The thought of talking about money with family members may make you feel apprehensive.
This is especially true if you’ve never had an intimate conversation about your finances with them. While it is simple to implement financial strategies for your well-being with an attorney or adviser, it’s not always easy to discuss these same plans with the people that you care about the most.
Feelings of resentment can become more pronounced between family members as they are relied on for help. One child often becomes the primary caregiver and may resent the others for not helping emotionally, financially, or physically. Eventually, they may withdraw from the family.
Family meetings can occur annually or more frequently, specifically to discuss finances, business, and family goals. These meetings should be established while you are of able body and a sound mind. They can help to facilitate conversations and expectations with your loved ones and prepare them for the responsibilities of managing your finances and assisting with care in the later years.
Talking about money may be one of the most difficult conversations to have with family, but, ironically, they can help to strengthen the bonds. Family meetings can provide a platform for healthy dialogue on topics that may never be discussed without such an opportunity.
Whether it is setting the appropriate expectations for your final care, long-term care, charitable gifting, or how the estate will be settled, having regularly scheduled family discussions about these financial affairs and more is invaluable.
Why these discussions are important
We may tell our children that we never want to live in an assisted living facility. What does that mean if you reach a point that you can no longer care for yourself? Can you afford a full-time care provider in your home? Do you have a family member who is willing to provide care in his or her home? Or will staying in your home mean that you will be relying on the combination of a family member for assistance and a part-time caregiver?
If you are living in an assisted-living facility, who will manage your finances? Are your family members aware of their future roles? Does your estate plan align with your current wishes? Do your family members know where you store your estate planning documents and have they met with your attorney?
Who will manage a vacation home intended to be held in the family as a legacy for your children and grandchildren? Are all your family members interested in this property? Or just one child?
A family heirloom, perhaps more sentimental than valuable, could cause a rift. Discussing intentions and the reason the item has been designated to one person could eliminate future friction or long-term resentment between family members.
Has one child borrowed a large sum of money and never paid it back? Will this loan be equalized in the estate or forgiven? If so, documenting intentions and discussing those plans openly with family members will help to mitigate any problems in the future.
Once you set the date for the first family meeting, outline the topics for discussion in advance of the meeting with an agenda. Begin the first meeting by talking about objectives and sharing important values. Plan on exchanging questions, concerns, hopes, fears about money and the future. Focus on the values that you share together as a family.
You may uncover a wide range of subjects that need more than one discussion. The first meeting should only address big-picture topics, understanding that future meetings will expand to cover more details and updates from prior meetings. The first meeting would not be the time to discuss the outstanding loan that a child has never paid back.
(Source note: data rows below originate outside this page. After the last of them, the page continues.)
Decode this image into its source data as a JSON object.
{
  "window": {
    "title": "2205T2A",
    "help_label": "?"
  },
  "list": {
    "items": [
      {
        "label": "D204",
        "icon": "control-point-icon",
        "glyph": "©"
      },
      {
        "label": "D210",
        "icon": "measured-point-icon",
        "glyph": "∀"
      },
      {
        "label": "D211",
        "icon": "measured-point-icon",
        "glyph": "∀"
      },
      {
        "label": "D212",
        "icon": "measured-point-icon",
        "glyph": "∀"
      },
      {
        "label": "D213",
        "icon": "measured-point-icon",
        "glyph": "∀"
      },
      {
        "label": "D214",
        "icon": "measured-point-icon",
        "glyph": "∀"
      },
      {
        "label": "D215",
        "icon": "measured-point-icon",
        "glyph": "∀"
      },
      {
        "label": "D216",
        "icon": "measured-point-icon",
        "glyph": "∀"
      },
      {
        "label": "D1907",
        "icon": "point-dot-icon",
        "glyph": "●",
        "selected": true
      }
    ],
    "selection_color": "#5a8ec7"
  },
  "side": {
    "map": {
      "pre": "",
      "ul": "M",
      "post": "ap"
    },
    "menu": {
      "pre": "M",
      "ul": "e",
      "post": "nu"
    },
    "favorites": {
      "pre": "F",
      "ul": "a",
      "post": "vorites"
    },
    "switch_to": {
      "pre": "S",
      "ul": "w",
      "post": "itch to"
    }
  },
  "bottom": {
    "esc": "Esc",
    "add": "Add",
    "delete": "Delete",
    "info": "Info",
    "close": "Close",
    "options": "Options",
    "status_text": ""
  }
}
It would be the appropriate time to discuss an ideal timeline for transitioning to a senior living community, planning a family vacation, or gifting to a favorite charity.
At a minimum, sharing desires for long-term care, the status of finances, and estate planning should occur at least once. Without this discussion, family members are bound to feel stressed and overwhelmed when it is time to help because they are blindly trying to manage the pieces of your life in a manner that they feel is in your best interest.
Some suggestions for worthwhile talking points are:
In concluding the first meeting, identify the action items necessary to complete. How often do you plan on meeting to continue the discussion? As with many of the variables that are addressed during these meetings, the frequency may change over time.
Money is necessary in life to survive but having loving family members who care about each other is priceless. Remind your family members that the purpose of family meetings is for unity and a smooth transition as you grow older and eventually die.
These meetings can be part of your legacy in preparing the family for the future. What is more satisfying than knowing your estate is in order, you will be cared for, and your children will continue to work together for the benefit of the entire family?
Teri Parker CFP® is a vice president for CAPTRUST Financial Advisors. She has practiced in the field of financial planning and investment management since 2000. Reach her via email at Teri.email@example.com.